> _WORK ORDER_
Every entry must be set down exactly in the answer; no pictures should appear.

> _DATA PROVIDED_

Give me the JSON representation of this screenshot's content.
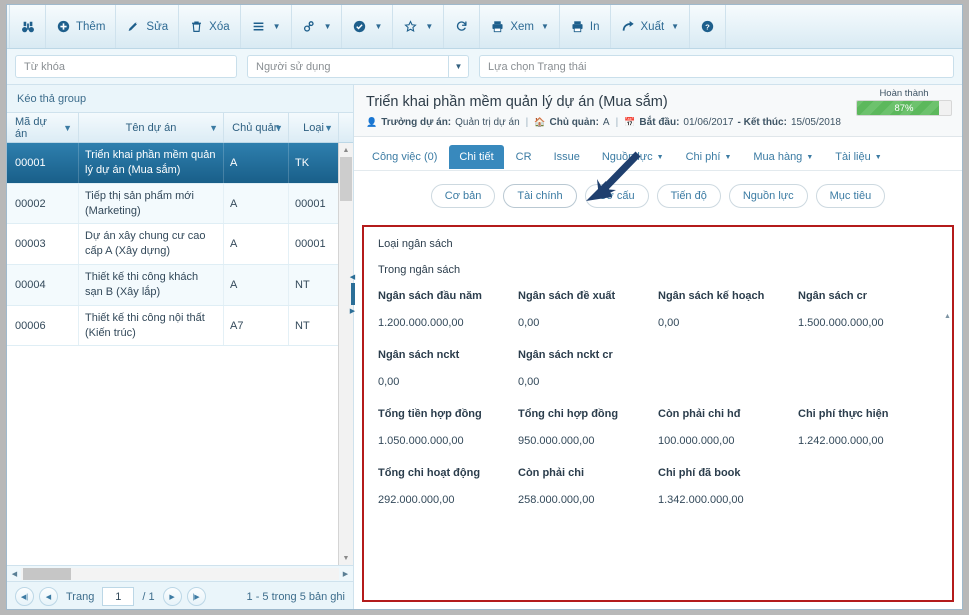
{
  "toolbar": {
    "buttons": [
      {
        "id": "search",
        "icon": "binoculars-icon",
        "label": "",
        "caret": false
      },
      {
        "id": "add",
        "icon": "plus-circle-icon",
        "label": "Thêm",
        "caret": false
      },
      {
        "id": "edit",
        "icon": "pencil-icon",
        "label": "Sửa",
        "caret": false
      },
      {
        "id": "delete",
        "icon": "trash-icon",
        "label": "Xóa",
        "caret": false
      },
      {
        "id": "menu",
        "icon": "list-icon",
        "label": "",
        "caret": true
      },
      {
        "id": "link",
        "icon": "link-icon",
        "label": "",
        "caret": true
      },
      {
        "id": "check",
        "icon": "check-circle-icon",
        "label": "",
        "caret": true
      },
      {
        "id": "star",
        "icon": "star-icon",
        "label": "",
        "caret": true
      },
      {
        "id": "refresh",
        "icon": "refresh-icon",
        "label": "",
        "caret": false
      },
      {
        "id": "view",
        "icon": "printer-icon",
        "label": "Xem",
        "caret": true
      },
      {
        "id": "print",
        "icon": "printer-icon",
        "label": "In",
        "caret": false
      },
      {
        "id": "export",
        "icon": "share-arrow-icon",
        "label": "Xuất",
        "caret": true
      },
      {
        "id": "help",
        "icon": "question-circle-icon",
        "label": "",
        "caret": false
      }
    ]
  },
  "filterbar": {
    "keyword_placeholder": "Từ khóa",
    "keyword_value": "",
    "user_placeholder": "Người sử dụng",
    "user_value": "",
    "status_placeholder": "Lựa chọn Trạng thái",
    "status_value": ""
  },
  "grid": {
    "group_bar": "Kéo thả group",
    "columns": [
      "Mã dự án",
      "Tên dự án",
      "Chủ quản",
      "Loại"
    ],
    "rows": [
      {
        "code": "00001",
        "name": "Triển khai phần mềm quản lý dự án (Mua sắm)",
        "owner": "A",
        "type": "TK",
        "selected": true
      },
      {
        "code": "00002",
        "name": "Tiếp thị sản phẩm mới (Marketing)",
        "owner": "A",
        "type": "00001",
        "selected": false
      },
      {
        "code": "00003",
        "name": "Dự án xây chung cư cao cấp A (Xây dựng)",
        "owner": "A",
        "type": "00001",
        "selected": false
      },
      {
        "code": "00004",
        "name": "Thiết kế thi công khách sạn B (Xây lắp)",
        "owner": "A",
        "type": "NT",
        "selected": false
      },
      {
        "code": "00006",
        "name": "Thiết kế thi công nội thất (Kiến trúc)",
        "owner": "A7",
        "type": "NT",
        "selected": false
      }
    ],
    "pager": {
      "page_label": "Trang",
      "page_value": "1",
      "page_total": "/ 1",
      "record_info": "1 - 5 trong 5 bản ghi"
    }
  },
  "project": {
    "title": "Triển khai phần mềm quản lý dự án (Mua sắm)",
    "meta": {
      "manager_label": "Trưởng dự án:",
      "manager_value": "Quản trị dự án",
      "owner_label": "Chủ quản:",
      "owner_value": "A",
      "date_label": "Bắt đầu:",
      "start": "01/06/2017",
      "end_label": "- Kết thúc:",
      "end": "15/05/2018"
    },
    "progress": {
      "label": "Hoàn thành",
      "percent": "87%",
      "value": 87,
      "color": "#5cb85c"
    }
  },
  "tabs": [
    {
      "label": "Công việc (0)",
      "caret": false,
      "active": false
    },
    {
      "label": "Chi tiết",
      "caret": false,
      "active": true
    },
    {
      "label": "CR",
      "caret": false,
      "active": false
    },
    {
      "label": "Issue",
      "caret": false,
      "active": false
    },
    {
      "label": "Nguồn lực",
      "caret": true,
      "active": false
    },
    {
      "label": "Chi phí",
      "caret": true,
      "active": false
    },
    {
      "label": "Mua hàng",
      "caret": true,
      "active": false
    },
    {
      "label": "Tài liệu",
      "caret": true,
      "active": false
    }
  ],
  "subtabs": [
    {
      "label": "Cơ bản",
      "selected": false
    },
    {
      "label": "Tài chính",
      "selected": true
    },
    {
      "label": "Cơ cấu",
      "selected": false
    },
    {
      "label": "Tiến độ",
      "selected": false
    },
    {
      "label": "Nguồn lực",
      "selected": false
    },
    {
      "label": "Mục tiêu",
      "selected": false
    }
  ],
  "detail": {
    "budget_type_label": "Loại ngân sách",
    "budget_type_value": "Trong ngân sách",
    "groups": [
      {
        "fields": [
          {
            "label": "Ngân sách đầu năm",
            "value": "1.200.000.000,00"
          },
          {
            "label": "Ngân sách đề xuất",
            "value": "0,00"
          },
          {
            "label": "Ngân sách kế hoạch",
            "value": "0,00"
          },
          {
            "label": "Ngân sách cr",
            "value": "1.500.000.000,00"
          }
        ]
      },
      {
        "fields": [
          {
            "label": "Ngân sách nckt",
            "value": "0,00"
          },
          {
            "label": "Ngân sách nckt cr",
            "value": "0,00"
          },
          {
            "label": "",
            "value": ""
          },
          {
            "label": "",
            "value": ""
          }
        ]
      },
      {
        "fields": [
          {
            "label": "Tổng tiền hợp đồng",
            "value": "1.050.000.000,00"
          },
          {
            "label": "Tổng chi hợp đồng",
            "value": "950.000.000,00"
          },
          {
            "label": "Còn phải chi hđ",
            "value": "100.000.000,00"
          },
          {
            "label": "Chi phí thực hiện",
            "value": "1.242.000.000,00"
          }
        ]
      },
      {
        "fields": [
          {
            "label": "Tổng chi hoạt động",
            "value": "292.000.000,00"
          },
          {
            "label": "Còn phải chi",
            "value": "258.000.000,00"
          },
          {
            "label": "Chi phí đã book",
            "value": "1.342.000.000,00"
          },
          {
            "label": "",
            "value": ""
          }
        ]
      }
    ]
  },
  "colors": {
    "accent": "#3889bd",
    "highlight_border": "#b41b1b",
    "progress": "#5cb85c",
    "annotation_arrow": "#1f3f6e"
  }
}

> _YOUR SOLUTION_
Give me the JSON representation of this screenshot's content.
{
  "toolbar": {
    "buttons": [
      {
        "id": "search",
        "icon": "binoculars-icon",
        "label": "",
        "caret": false
      },
      {
        "id": "add",
        "icon": "plus-circle-icon",
        "label": "Thêm",
        "caret": false
      },
      {
        "id": "edit",
        "icon": "pencil-icon",
        "label": "Sửa",
        "caret": false
      },
      {
        "id": "delete",
        "icon": "trash-icon",
        "label": "Xóa",
        "caret": false
      },
      {
        "id": "menu",
        "icon": "list-icon",
        "label": "",
        "caret": true
      },
      {
        "id": "link",
        "icon": "link-icon",
        "label": "",
        "caret": true
      },
      {
        "id": "check",
        "icon": "check-circle-icon",
        "label": "",
        "caret": true
      },
      {
        "id": "star",
        "icon": "star-icon",
        "label": "",
        "caret": true
      },
      {
        "id": "refresh",
        "icon": "refresh-icon",
        "label": "",
        "caret": false
      },
      {
        "id": "view",
        "icon": "printer-icon",
        "label": "Xem",
        "caret": true
      },
      {
        "id": "print",
        "icon": "printer-icon",
        "label": "In",
        "caret": false
      },
      {
        "id": "export",
        "icon": "share-arrow-icon",
        "label": "Xuất",
        "caret": true
      },
      {
        "id": "help",
        "icon": "question-circle-icon",
        "label": "",
        "caret": false
      }
    ]
  },
  "filterbar": {
    "keyword_placeholder": "Từ khóa",
    "keyword_value": "",
    "user_placeholder": "Người sử dụng",
    "user_value": "",
    "status_placeholder": "Lựa chọn Trạng thái",
    "status_value": ""
  },
  "grid": {
    "group_bar": "Kéo thả group",
    "columns": [
      "Mã dự án",
      "Tên dự án",
      "Chủ quản",
      "Loại"
    ],
    "rows": [
      {
        "code": "00001",
        "name": "Triển khai phần mềm quản lý dự án (Mua sắm)",
        "owner": "A",
        "type": "TK",
        "selected": true
      },
      {
        "code": "00002",
        "name": "Tiếp thị sản phẩm mới (Marketing)",
        "owner": "A",
        "type": "00001",
        "selected": false
      },
      {
        "code": "00003",
        "name": "Dự án xây chung cư cao cấp A (Xây dựng)",
        "owner": "A",
        "type": "00001",
        "selected": false
      },
      {
        "code": "00004",
        "name": "Thiết kế thi công khách sạn B (Xây lắp)",
        "owner": "A",
        "type": "NT",
        "selected": false
      },
      {
        "code": "00006",
        "name": "Thiết kế thi công nội thất (Kiến trúc)",
        "owner": "A7",
        "type": "NT",
        "selected": false
      }
    ],
    "pager": {
      "page_label": "Trang",
      "page_value": "1",
      "page_total": "/ 1",
      "record_info": "1 - 5 trong 5 bản ghi"
    }
  },
  "project": {
    "title": "Triển khai phần mềm quản lý dự án (Mua sắm)",
    "meta": {
      "manager_label": "Trưởng dự án:",
      "manager_value": "Quản trị dự án",
      "owner_label": "Chủ quản:",
      "owner_value": "A",
      "date_label": "Bắt đầu:",
      "start": "01/06/2017",
      "end_label": "- Kết thúc:",
      "end": "15/05/2018"
    },
    "progress": {
      "label": "Hoàn thành",
      "percent": "87%",
      "value": 87,
      "color": "#5cb85c"
    }
  },
  "tabs": [
    {
      "label": "Công việc (0)",
      "caret": false,
      "active": false
    },
    {
      "label": "Chi tiết",
      "caret": false,
      "active": true
    },
    {
      "label": "CR",
      "caret": false,
      "active": false
    },
    {
      "label": "Issue",
      "caret": false,
      "active": false
    },
    {
      "label": "Nguồn lực",
      "caret": true,
      "active": false
    },
    {
      "label": "Chi phí",
      "caret": true,
      "active": false
    },
    {
      "label": "Mua hàng",
      "caret": true,
      "active": false
    },
    {
      "label": "Tài liệu",
      "caret": true,
      "active": false
    }
  ],
  "subtabs": [
    {
      "label": "Cơ bản",
      "selected": false
    },
    {
      "label": "Tài chính",
      "selected": true
    },
    {
      "label": "Cơ cấu",
      "selected": false
    },
    {
      "label": "Tiến độ",
      "selected": false
    },
    {
      "label": "Nguồn lực",
      "selected": false
    },
    {
      "label": "Mục tiêu",
      "selected": false
    }
  ],
  "detail": {
    "budget_type_label": "Loại ngân sách",
    "budget_type_value": "Trong ngân sách",
    "groups": [
      {
        "fields": [
          {
            "label": "Ngân sách đầu năm",
            "value": "1.200.000.000,00"
          },
          {
            "label": "Ngân sách đề xuất",
            "value": "0,00"
          },
          {
            "label": "Ngân sách kế hoạch",
            "value": "0,00"
          },
          {
            "label": "Ngân sách cr",
            "value": "1.500.000.000,00"
          }
        ]
      },
      {
        "fields": [
          {
            "label": "Ngân sách nckt",
            "value": "0,00"
          },
          {
            "label": "Ngân sách nckt cr",
            "value": "0,00"
          },
          {
            "label": "",
            "value": ""
          },
          {
            "label": "",
            "value": ""
          }
        ]
      },
      {
        "fields": [
          {
            "label": "Tổng tiền hợp đồng",
            "value": "1.050.000.000,00"
          },
          {
            "label": "Tổng chi hợp đồng",
            "value": "950.000.000,00"
          },
          {
            "label": "Còn phải chi hđ",
            "value": "100.000.000,00"
          },
          {
            "label": "Chi phí thực hiện",
            "value": "1.242.000.000,00"
          }
        ]
      },
      {
        "fields": [
          {
            "label": "Tổng chi hoạt động",
            "value": "292.000.000,00"
          },
          {
            "label": "Còn phải chi",
            "value": "258.000.000,00"
          },
          {
            "label": "Chi phí đã book",
            "value": "1.342.000.000,00"
          },
          {
            "label": "",
            "value": ""
          }
        ]
      }
    ]
  },
  "colors": {
    "accent": "#3889bd",
    "highlight_border": "#b41b1b",
    "progress": "#5cb85c",
    "annotation_arrow": "#1f3f6e"
  }
}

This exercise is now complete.